Data provided:
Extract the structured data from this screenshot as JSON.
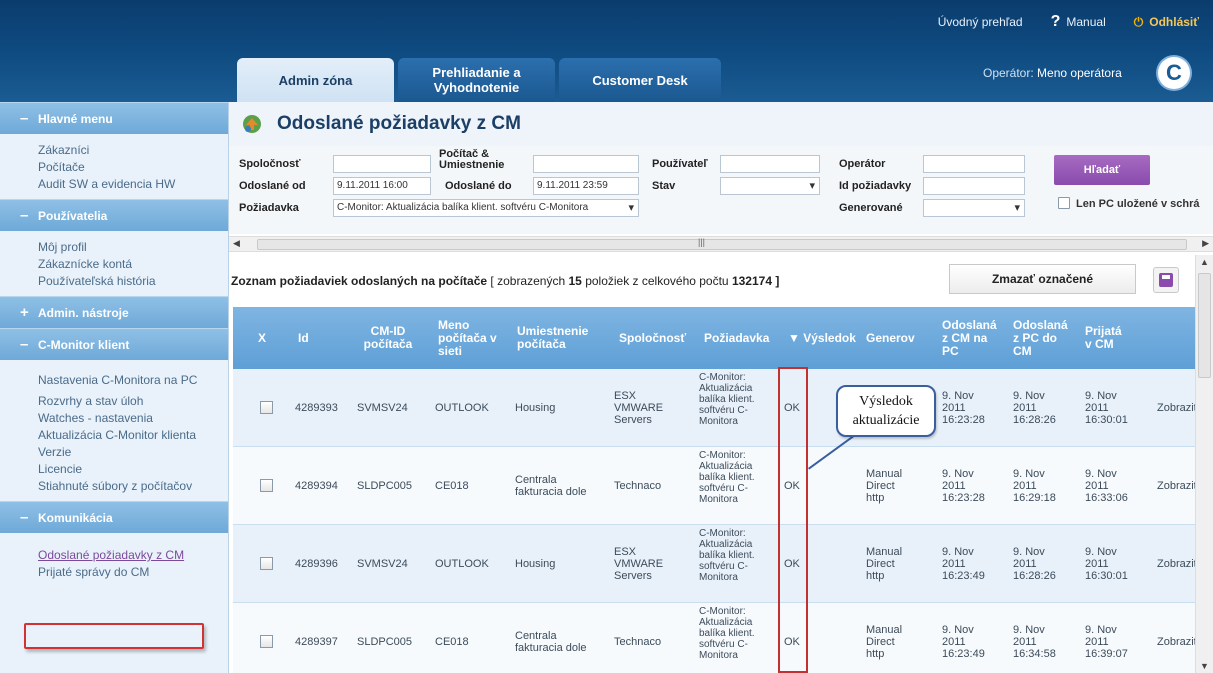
{
  "header": {
    "links": {
      "overview": "Úvodný prehľad",
      "manual": "Manual",
      "logout": "Odhlásiť"
    },
    "tabs": {
      "admin": "Admin zóna",
      "prehliadanie_l1": "Prehliadanie a",
      "prehliadanie_l2": "Vyhodnotenie",
      "customer": "Customer Desk"
    },
    "operator_label": "Operátor:",
    "operator_name": "Meno operátora",
    "logo": "C"
  },
  "sidebar": {
    "sections": [
      {
        "sign": "–",
        "title": "Hlavné menu",
        "items": [
          "Zákazníci",
          "Počítače",
          "Audit SW a evidencia HW"
        ]
      },
      {
        "sign": "–",
        "title": "Používatelia",
        "items": [
          "Môj profil",
          "Zákaznícke kontá",
          "Používateľská história"
        ]
      },
      {
        "sign": "+",
        "title": "Admin. nástroje",
        "items": []
      },
      {
        "sign": "–",
        "title": "C-Monitor klient",
        "items": [
          "Nastavenia C-Monitora na PC",
          "Rozvrhy a stav úloh",
          "Watches - nastavenia",
          "Aktualizácia C-Monitor klienta",
          "Verzie",
          "Licencie",
          "Stiahnuté súbory z počítačov"
        ]
      },
      {
        "sign": "–",
        "title": "Komunikácia",
        "items": [
          "Odoslané požiadavky z CM",
          "Prijaté správy do CM"
        ]
      }
    ]
  },
  "page": {
    "title": "Odoslané požiadavky z CM"
  },
  "filters": {
    "company_label": "Spoločnosť",
    "computer_label_l1": "Počítač &",
    "computer_label_l2": "Umiestnenie",
    "user_label": "Používateľ",
    "operator_label": "Operátor",
    "sent_from_label": "Odoslané od",
    "sent_from_value": "9.11.2011 16:00",
    "sent_to_label": "Odoslané do",
    "sent_to_value": "9.11.2011 23:59",
    "state_label": "Stav",
    "request_id_label": "Id požiadavky",
    "request_label": "Požiadavka",
    "request_value": "C-Monitor: Aktualizácia balíka klient. softvéru C-Monitora",
    "generated_label": "Generované",
    "search_button": "Hľadať",
    "only_saved_label": "Len PC uložené v schrá"
  },
  "list": {
    "header_bold": "Zoznam požiadaviek odoslaných na počítače",
    "header_pre": "[ zobrazených",
    "shown": "15",
    "header_mid": "položiek z celkového počtu",
    "total": "132174",
    "header_post": "]",
    "delete_button": "Zmazať označené"
  },
  "table": {
    "columns": {
      "x": "X",
      "id": "Id",
      "cmid_l1": "CM-ID",
      "cmid_l2": "počítača",
      "name_l1": "Meno",
      "name_l2": "počítača v",
      "name_l3": "sieti",
      "loc_l1": "Umiestnenie",
      "loc_l2": "počítača",
      "company": "Spoločnosť",
      "request": "Požiadavka",
      "result": "▼ Výsledok",
      "generated": "Generov",
      "sent_cm_l1": "Odoslaná",
      "sent_cm_l2": "z CM na",
      "sent_cm_l3": "PC",
      "sent_pc_l1": "Odoslaná",
      "sent_pc_l2": "z PC do",
      "sent_pc_l3": "CM",
      "recv_l1": "Prijatá",
      "recv_l2": "v CM"
    },
    "rows": [
      {
        "id": "4289393",
        "cmid": "SVMSV24",
        "name": "OUTLOOK",
        "loc1": "Housing",
        "loc2": "",
        "comp1": "ESX",
        "comp2": "VMWARE",
        "comp3": "Servers",
        "req1": "C-Monitor:",
        "req2": "Aktualizácia",
        "req3": "balíka klient.",
        "req4": "softvéru C-",
        "req5": "Monitora",
        "result": "OK",
        "gen1": "",
        "gen2": "",
        "gen3": "",
        "s1a": "9. Nov",
        "s1b": "2011",
        "s1c": "16:23:28",
        "s2a": "9. Nov",
        "s2b": "2011",
        "s2c": "16:28:26",
        "s3a": "9. Nov",
        "s3b": "2011",
        "s3c": "16:30:01",
        "action": "Zobraziť"
      },
      {
        "id": "4289394",
        "cmid": "SLDPC005",
        "name": "CE018",
        "loc1": "Centrala",
        "loc2": "fakturacia dole",
        "comp1": "",
        "comp2": "Technaco",
        "comp3": "",
        "req1": "C-Monitor:",
        "req2": "Aktualizácia",
        "req3": "balíka klient.",
        "req4": "softvéru C-",
        "req5": "Monitora",
        "result": "OK",
        "gen1": "Manual",
        "gen2": "Direct",
        "gen3": "http",
        "s1a": "9. Nov",
        "s1b": "2011",
        "s1c": "16:23:28",
        "s2a": "9. Nov",
        "s2b": "2011",
        "s2c": "16:29:18",
        "s3a": "9. Nov",
        "s3b": "2011",
        "s3c": "16:33:06",
        "action": "Zobraziť"
      },
      {
        "id": "4289396",
        "cmid": "SVMSV24",
        "name": "OUTLOOK",
        "loc1": "Housing",
        "loc2": "",
        "comp1": "ESX",
        "comp2": "VMWARE",
        "comp3": "Servers",
        "req1": "C-Monitor:",
        "req2": "Aktualizácia",
        "req3": "balíka klient.",
        "req4": "softvéru C-",
        "req5": "Monitora",
        "result": "OK",
        "gen1": "Manual",
        "gen2": "Direct",
        "gen3": "http",
        "s1a": "9. Nov",
        "s1b": "2011",
        "s1c": "16:23:49",
        "s2a": "9. Nov",
        "s2b": "2011",
        "s2c": "16:28:26",
        "s3a": "9. Nov",
        "s3b": "2011",
        "s3c": "16:30:01",
        "action": "Zobraziť"
      },
      {
        "id": "4289397",
        "cmid": "SLDPC005",
        "name": "CE018",
        "loc1": "Centrala",
        "loc2": "fakturacia dole",
        "comp1": "",
        "comp2": "Technaco",
        "comp3": "",
        "req1": "C-Monitor:",
        "req2": "Aktualizácia",
        "req3": "balíka klient.",
        "req4": "softvéru C-",
        "req5": "Monitora",
        "result": "OK",
        "gen1": "Manual",
        "gen2": "Direct",
        "gen3": "http",
        "s1a": "9. Nov",
        "s1b": "2011",
        "s1c": "16:23:49",
        "s2a": "9. Nov",
        "s2b": "2011",
        "s2c": "16:34:58",
        "s3a": "9. Nov",
        "s3b": "2011",
        "s3c": "16:39:07",
        "action": "Zobraziť"
      }
    ]
  },
  "callout": {
    "line1": "Výsledok",
    "line2": "aktualizácie"
  },
  "colors": {
    "header": "#0f4c82",
    "sidebar_section": "#7fb4de",
    "table_header": "#6aa7dc",
    "accent_purple": "#8a4bac",
    "highlight_red": "#c23030"
  }
}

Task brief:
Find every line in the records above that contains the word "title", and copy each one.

Completed task:
        "title": "Hlavné menu",
        "title": "Používatelia",
        "title": "Admin. nástroje",
        "title": "C-Monitor klient",
        "title": "Komunikácia",
    "title": "Odoslané požiadavky z CM"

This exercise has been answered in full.